The number 25 for this particular Rosh Chodesh Kislev is most auspicious indeed. Today marks the 25th anniversary of Nashot Hakotel, Women of the Wall. For 25 years now Jewish women of all denominations, nationalities, and social strata, have come together to hold Morning Prayers for Rosh Chodesh. Month after month, Rosh Chodesh after Rosh Chodesh, legal case after legal case, Supreme Court decision after decision, arrest after arrest — for 25 years. But the past year has been an extraordinary year. After the crackdown by the Rabbi of the Kotel, Rabbi Shmuel Rabinowitz, leading to an increased number of arrests of women at the Kotel for the “crimes” of raising their voices in prayer together, and wearing tallitot, the citizens of Israel, and Jews around the world stood up and said, ENOUGH! And indeed, as of last Spring, an Israeli court handed down the decision that women were NOT breaking any laws by holding services at the Kotel, and wearing Talitot and Tefillin.
While this represented a gigantic victory for Nashot Hakotel, the summer months were quite chaotic and difficult. At the urging of Rabbi Rabinowitz, thousands of Ultra-Orthodox women and yeshiva girls flooded the Kotel plaza to prevent the members of Nashot Hakotel from getting near the Wall itself, and there was loud and depressing heckling and shouting back and forth.
But today, on the 25th anniversary of Nashot Hakotel, Women of the Wall, there was no such blockade. I just heard from Noam Zion, one of the faculty members of the Hartman Institute, who went to the Wall with the group, that the abbreviation of the group, “WOW,” would be a great way to describe the goings-on. A delegation of my rabbinic and cantorial colleagues, and congregants as well, are in Jerusalem today for this anniversary. Together with Jews from all over Israel, they went to the Kotel to celebrate Rosh Chodesh, about 1,000 strong. And indeed, “WOW” is the word. Noam said the dovening was wonderful. And while there were some cat calls and whistles from the Ultra-Orthodox hecklers, it really was pretty mild, and didn’t throw any sort of damper on the elation of WOW, and particularly of Anat Hoffman, leader and driving force of the group. The police, of course, are now charged not with harassing WOW, but keeping the hecklers and opponents from throwing chairs and other objects, and exerting any sort of physical violence upon the women.
Social progress often takes longer than we would like. There is still much to accomplish for WOW. It is still not possible to actually read the Torah at the Wall, because the women are still barred from bringing one in (a lingering punishment in place since Anat’s first arrest in July of 2010). But the time will come, if we keep the pressure on. In addition, the Scharansky proposal for constructing a third section of the Wall for egalitarian prayer is still far from any realistic materialization.

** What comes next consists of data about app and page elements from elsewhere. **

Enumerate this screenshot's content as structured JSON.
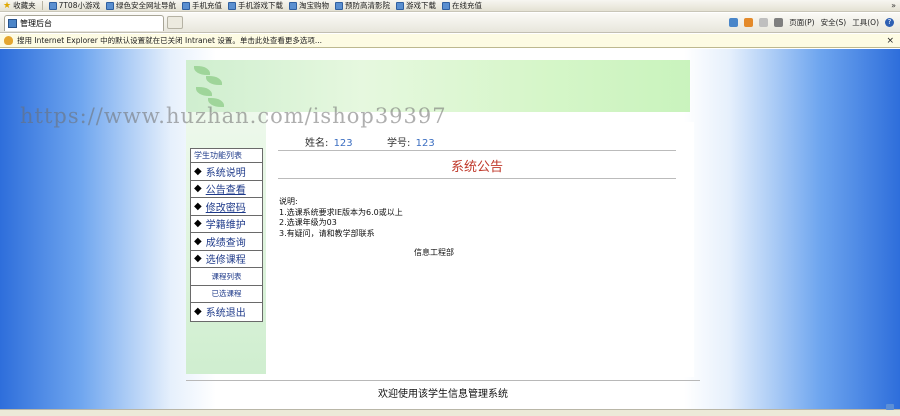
{
  "browser": {
    "favorites_label": "收藏夹",
    "favorites": [
      {
        "label": "7T08小游戏"
      },
      {
        "label": "绿色安全网址导航"
      },
      {
        "label": "手机充值"
      },
      {
        "label": "手机游戏下载"
      },
      {
        "label": "淘宝购物"
      },
      {
        "label": "预防高清影院"
      },
      {
        "label": "游戏下载"
      },
      {
        "label": "在线充值"
      }
    ],
    "more_chevron": "»",
    "tab_title": "管理后台",
    "commands": {
      "page": "页面(P)",
      "safety": "安全(S)",
      "tools": "工具(O)",
      "help": "?"
    },
    "info_bar_text": "搜用 Internet Explorer 中的默认设置就在已关闭 Intranet 设置。单击此处查看更多选项...",
    "info_close": "×"
  },
  "page": {
    "watermark": "https://www.huzhan.com/ishop39397",
    "menu": {
      "header": "学生功能列表",
      "items": [
        {
          "label": "系统说明"
        },
        {
          "label": "公告查看"
        },
        {
          "label": "修改密码"
        },
        {
          "label": "学籍维护"
        },
        {
          "label": "成绩查询"
        },
        {
          "label": "选修课程"
        }
      ],
      "sub_items": [
        {
          "label": "课程列表"
        },
        {
          "label": "已选课程"
        }
      ],
      "exit": {
        "label": "系统退出"
      },
      "bullet": "◆"
    },
    "user": {
      "name_label": "姓名:",
      "name_value": "123",
      "id_label": "学号:",
      "id_value": "123"
    },
    "title": "系统公告",
    "notice": {
      "heading": "说明:",
      "lines": [
        "1.选课系统要求IE版本为6.0或以上",
        "2.选课年级为03",
        "3.有疑问，请和教学部联系"
      ]
    },
    "signature": "信息工程部",
    "footer": "欢迎使用该学生信息管理系统"
  },
  "colors": {
    "menu_text": "#1e3a8a",
    "title": "#c0392b",
    "user_value": "#3b6ec1",
    "gradient_blue": "#2e6edb"
  }
}
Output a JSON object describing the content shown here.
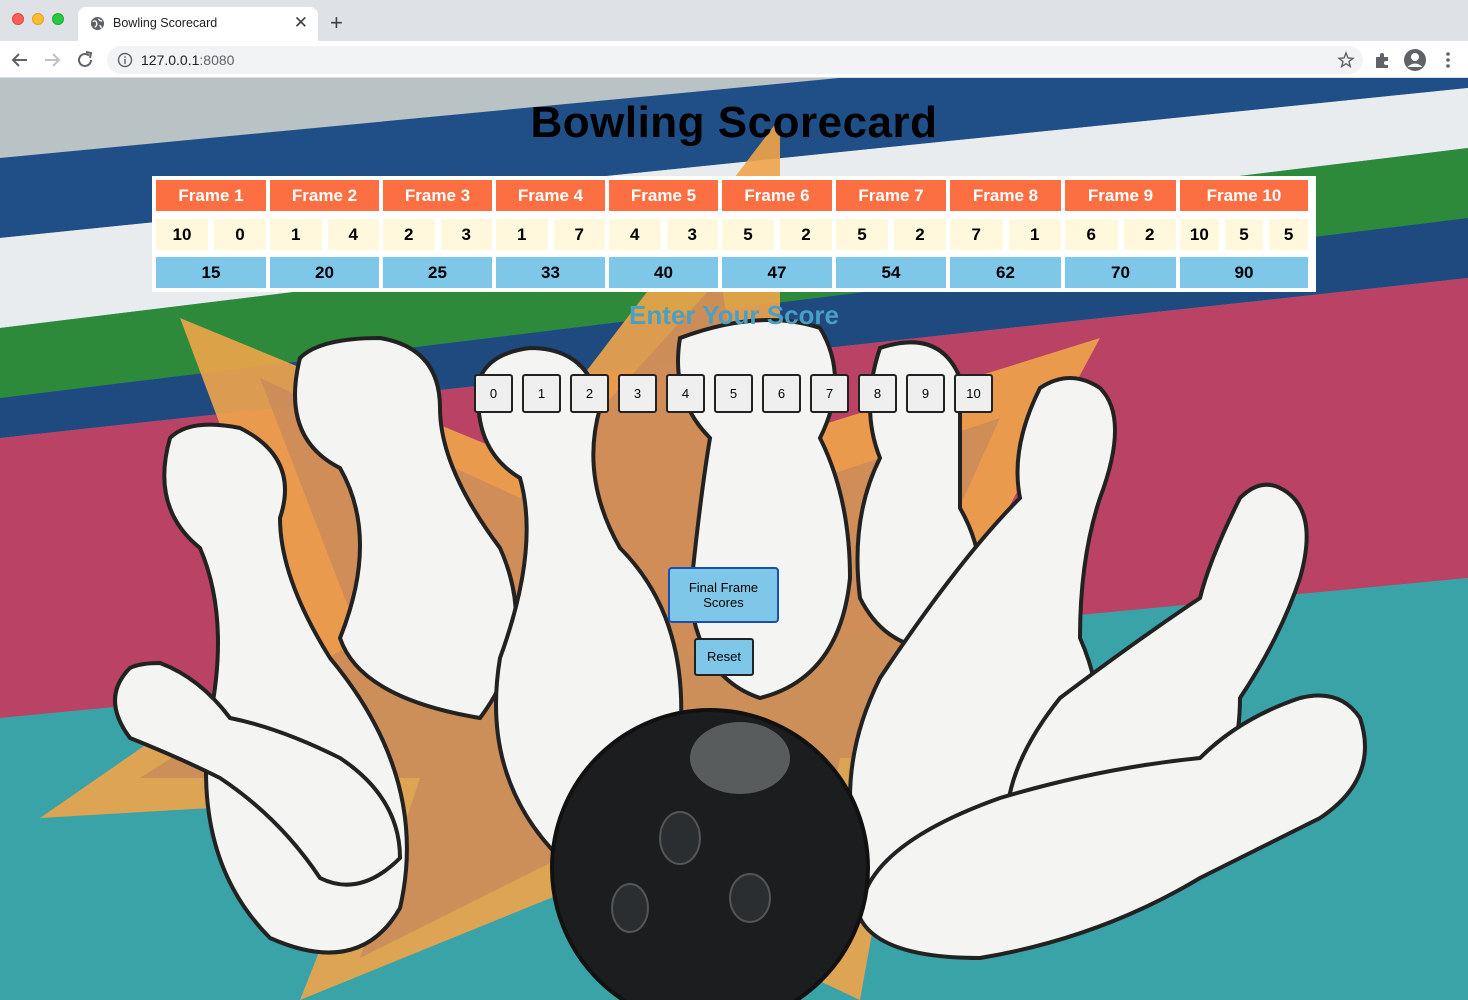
{
  "browser": {
    "tab_title": "Bowling Scorecard",
    "new_tab": "+",
    "close": "✕",
    "url_host": "127.0.0.1",
    "url_port": ":8080"
  },
  "page": {
    "title": "Bowling Scorecard",
    "enter_label": "Enter Your Score",
    "final_button": "Final Frame Scores",
    "reset_button": "Reset",
    "pin_buttons": [
      "0",
      "1",
      "2",
      "3",
      "4",
      "5",
      "6",
      "7",
      "8",
      "9",
      "10"
    ]
  },
  "scorecard": {
    "frames": [
      {
        "label": "Frame 1",
        "rolls": [
          "10",
          "0"
        ],
        "total": "15"
      },
      {
        "label": "Frame 2",
        "rolls": [
          "1",
          "4"
        ],
        "total": "20"
      },
      {
        "label": "Frame 3",
        "rolls": [
          "2",
          "3"
        ],
        "total": "25"
      },
      {
        "label": "Frame 4",
        "rolls": [
          "1",
          "7"
        ],
        "total": "33"
      },
      {
        "label": "Frame 5",
        "rolls": [
          "4",
          "3"
        ],
        "total": "40"
      },
      {
        "label": "Frame 6",
        "rolls": [
          "5",
          "2"
        ],
        "total": "47"
      },
      {
        "label": "Frame 7",
        "rolls": [
          "5",
          "2"
        ],
        "total": "54"
      },
      {
        "label": "Frame 8",
        "rolls": [
          "7",
          "1"
        ],
        "total": "62"
      },
      {
        "label": "Frame 9",
        "rolls": [
          "6",
          "2"
        ],
        "total": "70"
      },
      {
        "label": "Frame 10",
        "rolls": [
          "10",
          "5",
          "5"
        ],
        "total": "90"
      }
    ]
  },
  "colors": {
    "frame_header": "#fb6f43",
    "roll_cell": "#fff8dc",
    "total_cell": "#7fc7e8",
    "enter_label": "#4a9fc4"
  }
}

But just for today, we won’t worry about that. Just for today, we will revel in the progress that WOW has achieved. And once again, we wish each other Chodesh Tov!